> [Recorded data]:
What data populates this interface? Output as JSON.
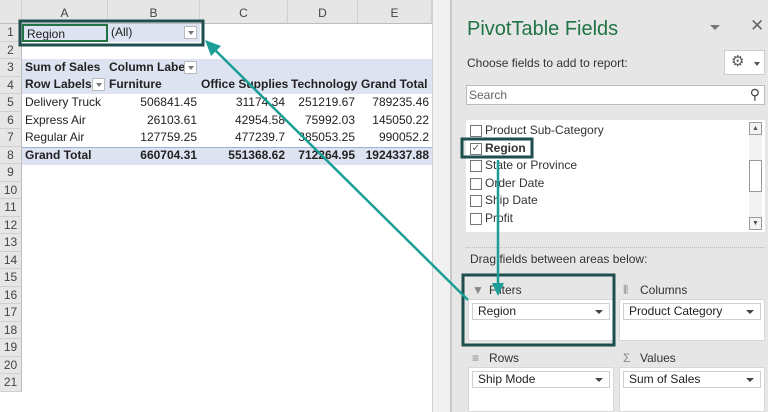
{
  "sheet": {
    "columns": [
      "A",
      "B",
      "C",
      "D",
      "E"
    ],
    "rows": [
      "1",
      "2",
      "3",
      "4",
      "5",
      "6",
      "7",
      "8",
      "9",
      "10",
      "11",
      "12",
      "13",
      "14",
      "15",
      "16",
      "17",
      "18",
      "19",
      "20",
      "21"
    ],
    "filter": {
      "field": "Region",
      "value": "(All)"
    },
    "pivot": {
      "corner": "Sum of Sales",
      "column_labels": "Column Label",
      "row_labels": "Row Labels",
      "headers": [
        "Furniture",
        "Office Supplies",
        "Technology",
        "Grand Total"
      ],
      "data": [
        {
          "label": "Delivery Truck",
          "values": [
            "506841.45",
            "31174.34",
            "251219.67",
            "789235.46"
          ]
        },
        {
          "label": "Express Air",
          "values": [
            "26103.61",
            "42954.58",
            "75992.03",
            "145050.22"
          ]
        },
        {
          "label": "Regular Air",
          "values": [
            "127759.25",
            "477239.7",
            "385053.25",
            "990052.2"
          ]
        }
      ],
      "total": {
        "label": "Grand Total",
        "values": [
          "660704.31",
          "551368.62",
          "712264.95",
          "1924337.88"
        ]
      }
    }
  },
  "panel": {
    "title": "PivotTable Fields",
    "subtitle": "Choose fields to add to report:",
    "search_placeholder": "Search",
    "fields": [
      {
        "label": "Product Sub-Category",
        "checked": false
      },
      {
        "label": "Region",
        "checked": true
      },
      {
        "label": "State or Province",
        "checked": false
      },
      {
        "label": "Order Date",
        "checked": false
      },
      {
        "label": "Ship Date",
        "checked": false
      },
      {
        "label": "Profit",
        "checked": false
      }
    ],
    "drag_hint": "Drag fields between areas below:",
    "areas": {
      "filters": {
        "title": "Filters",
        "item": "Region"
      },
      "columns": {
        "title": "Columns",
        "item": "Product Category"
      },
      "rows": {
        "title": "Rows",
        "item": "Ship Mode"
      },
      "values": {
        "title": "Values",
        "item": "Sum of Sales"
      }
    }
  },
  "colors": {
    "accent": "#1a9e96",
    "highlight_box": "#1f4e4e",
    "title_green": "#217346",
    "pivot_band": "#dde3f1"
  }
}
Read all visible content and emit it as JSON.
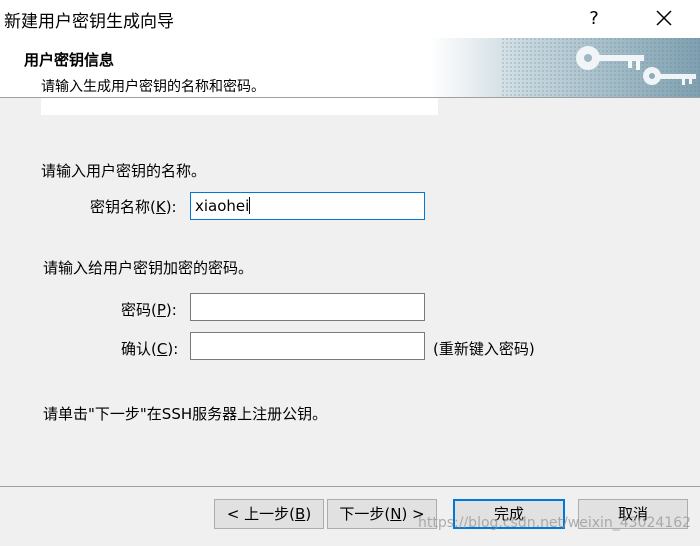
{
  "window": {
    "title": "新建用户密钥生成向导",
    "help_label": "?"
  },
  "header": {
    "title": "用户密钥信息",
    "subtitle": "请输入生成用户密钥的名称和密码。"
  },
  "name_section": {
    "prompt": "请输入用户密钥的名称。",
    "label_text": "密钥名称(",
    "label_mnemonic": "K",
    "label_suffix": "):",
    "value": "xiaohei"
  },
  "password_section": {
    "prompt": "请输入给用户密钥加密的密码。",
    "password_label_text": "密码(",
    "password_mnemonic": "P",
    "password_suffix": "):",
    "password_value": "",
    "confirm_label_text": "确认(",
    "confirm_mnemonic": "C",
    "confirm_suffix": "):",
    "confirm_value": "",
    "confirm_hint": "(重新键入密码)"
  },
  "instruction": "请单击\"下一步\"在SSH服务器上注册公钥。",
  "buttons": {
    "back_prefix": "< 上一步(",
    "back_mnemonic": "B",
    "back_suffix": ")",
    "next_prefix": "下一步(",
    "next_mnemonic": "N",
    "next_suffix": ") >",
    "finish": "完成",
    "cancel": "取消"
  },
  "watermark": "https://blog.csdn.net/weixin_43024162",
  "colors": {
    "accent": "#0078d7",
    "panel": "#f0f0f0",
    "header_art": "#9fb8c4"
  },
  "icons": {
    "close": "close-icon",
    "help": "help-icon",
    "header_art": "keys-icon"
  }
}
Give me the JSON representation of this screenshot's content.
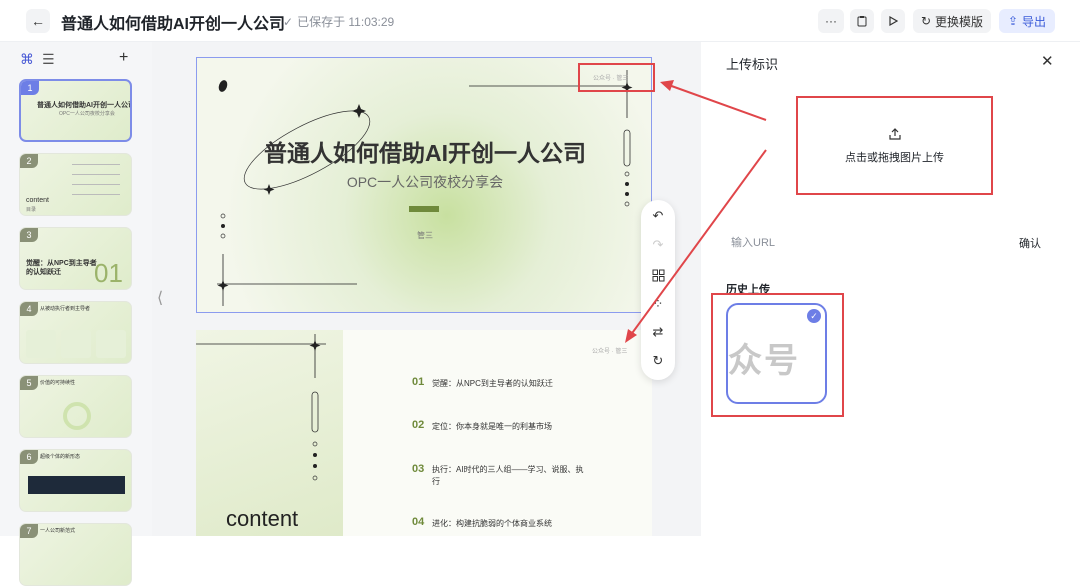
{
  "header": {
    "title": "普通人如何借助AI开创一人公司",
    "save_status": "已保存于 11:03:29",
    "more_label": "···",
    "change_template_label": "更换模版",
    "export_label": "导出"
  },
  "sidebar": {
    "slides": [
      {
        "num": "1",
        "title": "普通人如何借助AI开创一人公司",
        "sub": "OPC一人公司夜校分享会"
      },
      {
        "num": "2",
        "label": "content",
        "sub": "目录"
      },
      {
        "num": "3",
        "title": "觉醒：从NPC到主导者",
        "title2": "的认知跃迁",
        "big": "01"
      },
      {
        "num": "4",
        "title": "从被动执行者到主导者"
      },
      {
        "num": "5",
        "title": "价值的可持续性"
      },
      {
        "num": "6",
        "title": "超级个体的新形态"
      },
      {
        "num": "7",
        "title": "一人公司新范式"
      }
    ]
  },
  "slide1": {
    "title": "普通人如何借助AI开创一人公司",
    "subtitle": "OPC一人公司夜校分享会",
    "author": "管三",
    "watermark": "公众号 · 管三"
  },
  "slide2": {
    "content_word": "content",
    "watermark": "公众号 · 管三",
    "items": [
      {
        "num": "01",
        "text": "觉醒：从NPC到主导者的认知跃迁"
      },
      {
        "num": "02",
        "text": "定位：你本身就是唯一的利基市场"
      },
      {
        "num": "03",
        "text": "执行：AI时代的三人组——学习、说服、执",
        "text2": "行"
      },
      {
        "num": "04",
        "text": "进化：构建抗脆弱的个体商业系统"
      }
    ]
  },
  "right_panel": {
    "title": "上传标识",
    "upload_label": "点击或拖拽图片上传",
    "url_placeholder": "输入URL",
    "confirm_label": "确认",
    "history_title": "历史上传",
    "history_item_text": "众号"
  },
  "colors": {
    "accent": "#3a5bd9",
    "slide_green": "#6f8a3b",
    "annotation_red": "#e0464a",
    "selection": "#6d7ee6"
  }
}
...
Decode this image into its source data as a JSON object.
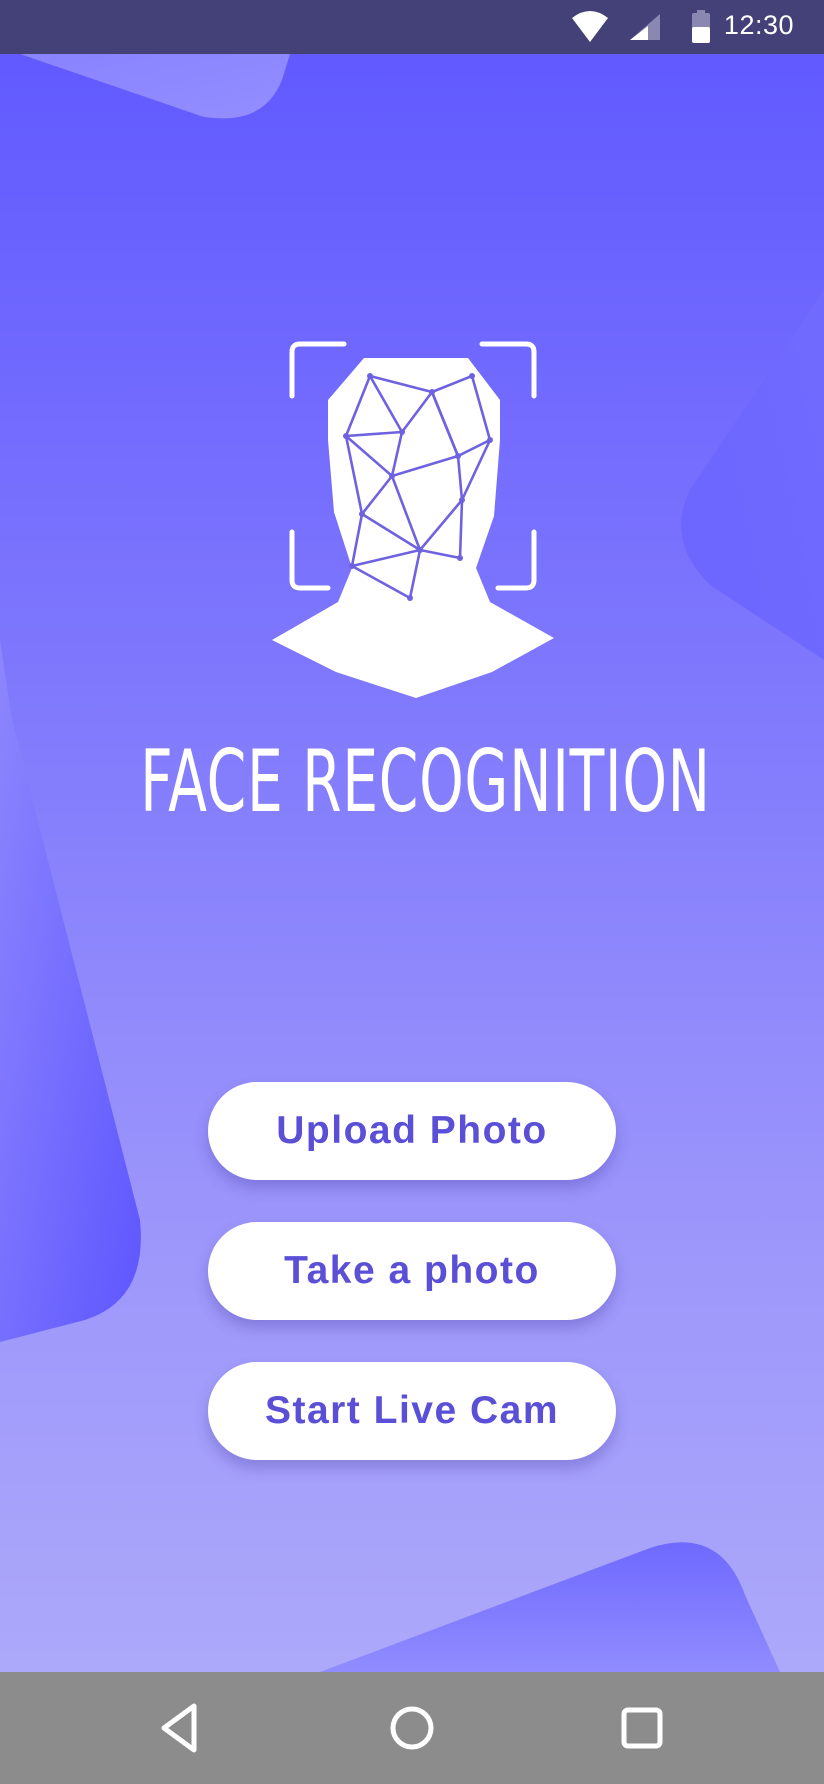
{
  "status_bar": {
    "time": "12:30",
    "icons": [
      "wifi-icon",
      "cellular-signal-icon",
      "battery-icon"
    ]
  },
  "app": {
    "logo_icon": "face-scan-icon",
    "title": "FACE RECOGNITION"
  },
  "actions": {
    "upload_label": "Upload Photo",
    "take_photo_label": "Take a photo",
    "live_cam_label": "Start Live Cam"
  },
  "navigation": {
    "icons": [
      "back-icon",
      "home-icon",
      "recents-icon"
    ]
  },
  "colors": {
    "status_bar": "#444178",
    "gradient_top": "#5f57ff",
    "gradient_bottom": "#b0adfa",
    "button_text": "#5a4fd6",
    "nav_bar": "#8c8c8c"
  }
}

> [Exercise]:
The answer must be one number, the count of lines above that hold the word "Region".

> [Solved exercise]:
3